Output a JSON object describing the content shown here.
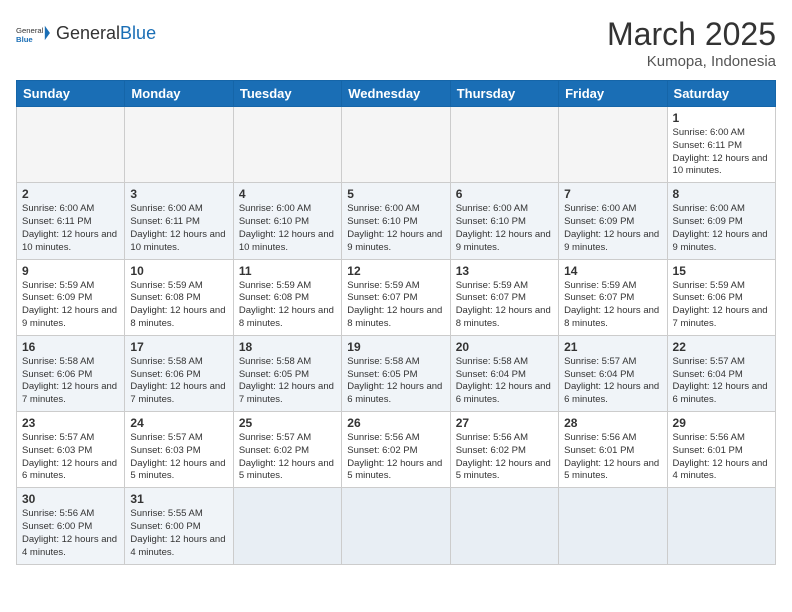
{
  "header": {
    "logo_general": "General",
    "logo_blue": "Blue",
    "month": "March 2025",
    "location": "Kumopa, Indonesia"
  },
  "days_of_week": [
    "Sunday",
    "Monday",
    "Tuesday",
    "Wednesday",
    "Thursday",
    "Friday",
    "Saturday"
  ],
  "weeks": [
    {
      "alt": false,
      "days": [
        {
          "num": "",
          "info": ""
        },
        {
          "num": "",
          "info": ""
        },
        {
          "num": "",
          "info": ""
        },
        {
          "num": "",
          "info": ""
        },
        {
          "num": "",
          "info": ""
        },
        {
          "num": "",
          "info": ""
        },
        {
          "num": "1",
          "info": "Sunrise: 6:00 AM\nSunset: 6:11 PM\nDaylight: 12 hours and 10 minutes."
        }
      ]
    },
    {
      "alt": true,
      "days": [
        {
          "num": "2",
          "info": "Sunrise: 6:00 AM\nSunset: 6:11 PM\nDaylight: 12 hours and 10 minutes."
        },
        {
          "num": "3",
          "info": "Sunrise: 6:00 AM\nSunset: 6:11 PM\nDaylight: 12 hours and 10 minutes."
        },
        {
          "num": "4",
          "info": "Sunrise: 6:00 AM\nSunset: 6:10 PM\nDaylight: 12 hours and 10 minutes."
        },
        {
          "num": "5",
          "info": "Sunrise: 6:00 AM\nSunset: 6:10 PM\nDaylight: 12 hours and 9 minutes."
        },
        {
          "num": "6",
          "info": "Sunrise: 6:00 AM\nSunset: 6:10 PM\nDaylight: 12 hours and 9 minutes."
        },
        {
          "num": "7",
          "info": "Sunrise: 6:00 AM\nSunset: 6:09 PM\nDaylight: 12 hours and 9 minutes."
        },
        {
          "num": "8",
          "info": "Sunrise: 6:00 AM\nSunset: 6:09 PM\nDaylight: 12 hours and 9 minutes."
        }
      ]
    },
    {
      "alt": false,
      "days": [
        {
          "num": "9",
          "info": "Sunrise: 5:59 AM\nSunset: 6:09 PM\nDaylight: 12 hours and 9 minutes."
        },
        {
          "num": "10",
          "info": "Sunrise: 5:59 AM\nSunset: 6:08 PM\nDaylight: 12 hours and 8 minutes."
        },
        {
          "num": "11",
          "info": "Sunrise: 5:59 AM\nSunset: 6:08 PM\nDaylight: 12 hours and 8 minutes."
        },
        {
          "num": "12",
          "info": "Sunrise: 5:59 AM\nSunset: 6:07 PM\nDaylight: 12 hours and 8 minutes."
        },
        {
          "num": "13",
          "info": "Sunrise: 5:59 AM\nSunset: 6:07 PM\nDaylight: 12 hours and 8 minutes."
        },
        {
          "num": "14",
          "info": "Sunrise: 5:59 AM\nSunset: 6:07 PM\nDaylight: 12 hours and 8 minutes."
        },
        {
          "num": "15",
          "info": "Sunrise: 5:59 AM\nSunset: 6:06 PM\nDaylight: 12 hours and 7 minutes."
        }
      ]
    },
    {
      "alt": true,
      "days": [
        {
          "num": "16",
          "info": "Sunrise: 5:58 AM\nSunset: 6:06 PM\nDaylight: 12 hours and 7 minutes."
        },
        {
          "num": "17",
          "info": "Sunrise: 5:58 AM\nSunset: 6:06 PM\nDaylight: 12 hours and 7 minutes."
        },
        {
          "num": "18",
          "info": "Sunrise: 5:58 AM\nSunset: 6:05 PM\nDaylight: 12 hours and 7 minutes."
        },
        {
          "num": "19",
          "info": "Sunrise: 5:58 AM\nSunset: 6:05 PM\nDaylight: 12 hours and 6 minutes."
        },
        {
          "num": "20",
          "info": "Sunrise: 5:58 AM\nSunset: 6:04 PM\nDaylight: 12 hours and 6 minutes."
        },
        {
          "num": "21",
          "info": "Sunrise: 5:57 AM\nSunset: 6:04 PM\nDaylight: 12 hours and 6 minutes."
        },
        {
          "num": "22",
          "info": "Sunrise: 5:57 AM\nSunset: 6:04 PM\nDaylight: 12 hours and 6 minutes."
        }
      ]
    },
    {
      "alt": false,
      "days": [
        {
          "num": "23",
          "info": "Sunrise: 5:57 AM\nSunset: 6:03 PM\nDaylight: 12 hours and 6 minutes."
        },
        {
          "num": "24",
          "info": "Sunrise: 5:57 AM\nSunset: 6:03 PM\nDaylight: 12 hours and 5 minutes."
        },
        {
          "num": "25",
          "info": "Sunrise: 5:57 AM\nSunset: 6:02 PM\nDaylight: 12 hours and 5 minutes."
        },
        {
          "num": "26",
          "info": "Sunrise: 5:56 AM\nSunset: 6:02 PM\nDaylight: 12 hours and 5 minutes."
        },
        {
          "num": "27",
          "info": "Sunrise: 5:56 AM\nSunset: 6:02 PM\nDaylight: 12 hours and 5 minutes."
        },
        {
          "num": "28",
          "info": "Sunrise: 5:56 AM\nSunset: 6:01 PM\nDaylight: 12 hours and 5 minutes."
        },
        {
          "num": "29",
          "info": "Sunrise: 5:56 AM\nSunset: 6:01 PM\nDaylight: 12 hours and 4 minutes."
        }
      ]
    },
    {
      "alt": true,
      "days": [
        {
          "num": "30",
          "info": "Sunrise: 5:56 AM\nSunset: 6:00 PM\nDaylight: 12 hours and 4 minutes."
        },
        {
          "num": "31",
          "info": "Sunrise: 5:55 AM\nSunset: 6:00 PM\nDaylight: 12 hours and 4 minutes."
        },
        {
          "num": "",
          "info": ""
        },
        {
          "num": "",
          "info": ""
        },
        {
          "num": "",
          "info": ""
        },
        {
          "num": "",
          "info": ""
        },
        {
          "num": "",
          "info": ""
        }
      ]
    }
  ]
}
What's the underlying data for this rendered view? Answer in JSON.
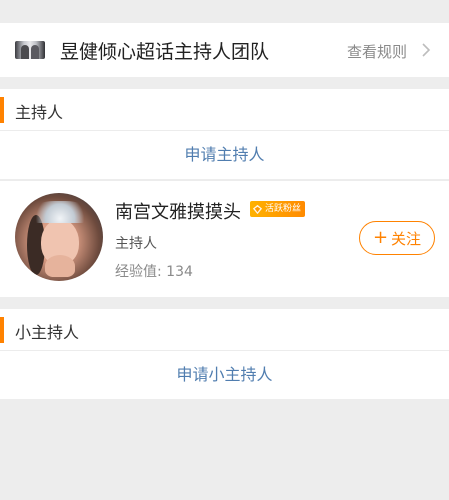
{
  "header": {
    "title": "昱健倾心超话主持人团队",
    "rules_label": "查看规则"
  },
  "hosts_section": {
    "title": "主持人",
    "apply_label": "申请主持人"
  },
  "host": {
    "name": "南宫文雅摸摸头",
    "badge": "活跃粉丝",
    "role": "主持人",
    "exp": "经验值: 134",
    "follow_label": "关注"
  },
  "sub_hosts_section": {
    "title": "小主持人",
    "apply_label": "申请小主持人"
  },
  "colors": {
    "accent": "#ff8200",
    "link": "#507daf",
    "background": "#ededed"
  }
}
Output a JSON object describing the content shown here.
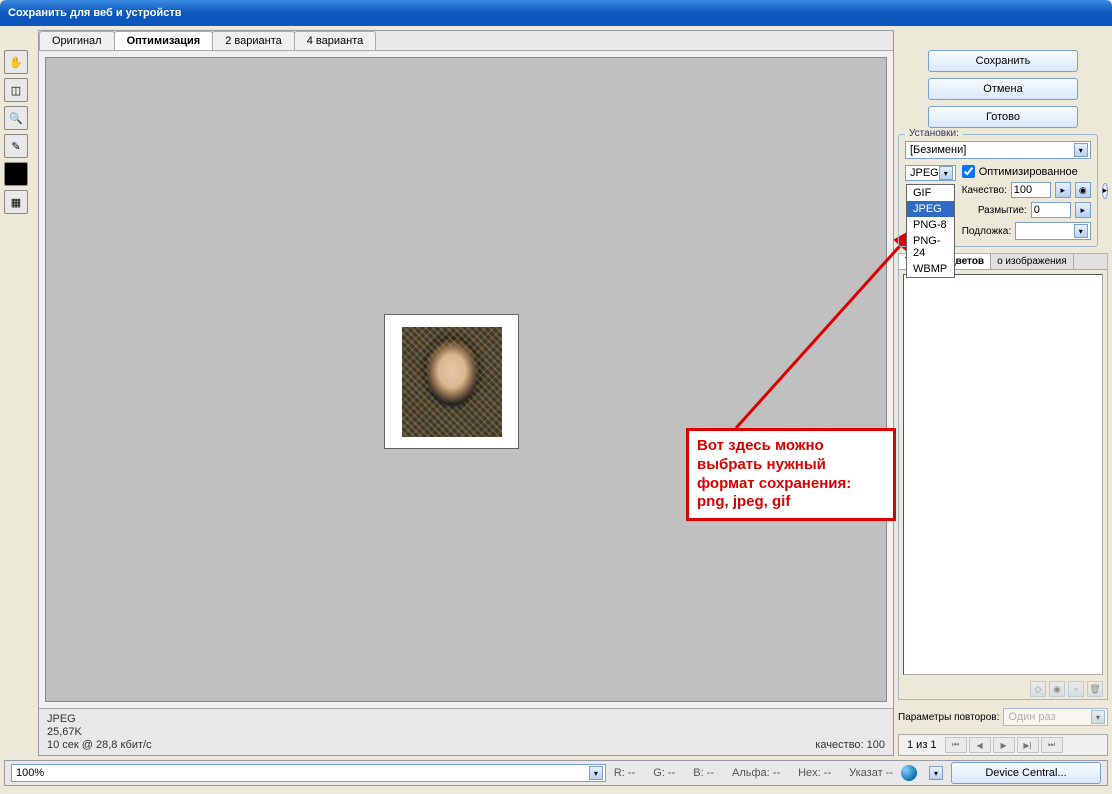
{
  "window": {
    "title": "Сохранить для веб и устройств"
  },
  "tabs": [
    "Оригинал",
    "Оптимизация",
    "2 варианта",
    "4 варианта"
  ],
  "active_tab": 1,
  "tools": [
    "hand",
    "slice",
    "zoom",
    "eyedropper",
    "color",
    "toggle"
  ],
  "info": {
    "format": "JPEG",
    "size": "25,67K",
    "speed": "10 сек @ 28,8 кбит/с",
    "quality_label": "качество: 100"
  },
  "buttons": {
    "save": "Сохранить",
    "cancel": "Отмена",
    "done": "Готово"
  },
  "preset": {
    "label": "Установки:",
    "value": "[Безимени]"
  },
  "format_select": {
    "value": "JPEG",
    "options": [
      "GIF",
      "JPEG",
      "PNG-8",
      "PNG-24",
      "WBMP"
    ]
  },
  "optimized": {
    "label": "Оптимизированное",
    "checked": true
  },
  "quality_row": {
    "label": "Качество:",
    "value": "100"
  },
  "blur_row": {
    "label": "Размытие:",
    "value": "0"
  },
  "matte_row": {
    "label": "Подложка:"
  },
  "color_table": {
    "tab1": "Таблица цветов",
    "tab2": "о изображения"
  },
  "repeat": {
    "label": "Параметры повторов:",
    "value": "Один раз"
  },
  "frame_counter": "1 из 1",
  "zoom": "100%",
  "readouts": {
    "r": "R:   --",
    "g": "G:   --",
    "b": "B:   --",
    "alpha": "Альфа:   --",
    "hex": "Hex:   --",
    "index": "Указат   --"
  },
  "device_central": "Device Central...",
  "annotation": "Вот здесь можно выбрать нужный формат сохранения: png, jpeg, gif"
}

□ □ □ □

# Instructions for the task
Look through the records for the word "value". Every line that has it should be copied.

# Exercise solution
    "value": "[Безимени]"
    "value": "JPEG",
    "value": "100"
    "value": "0"
    "value": "Один раз"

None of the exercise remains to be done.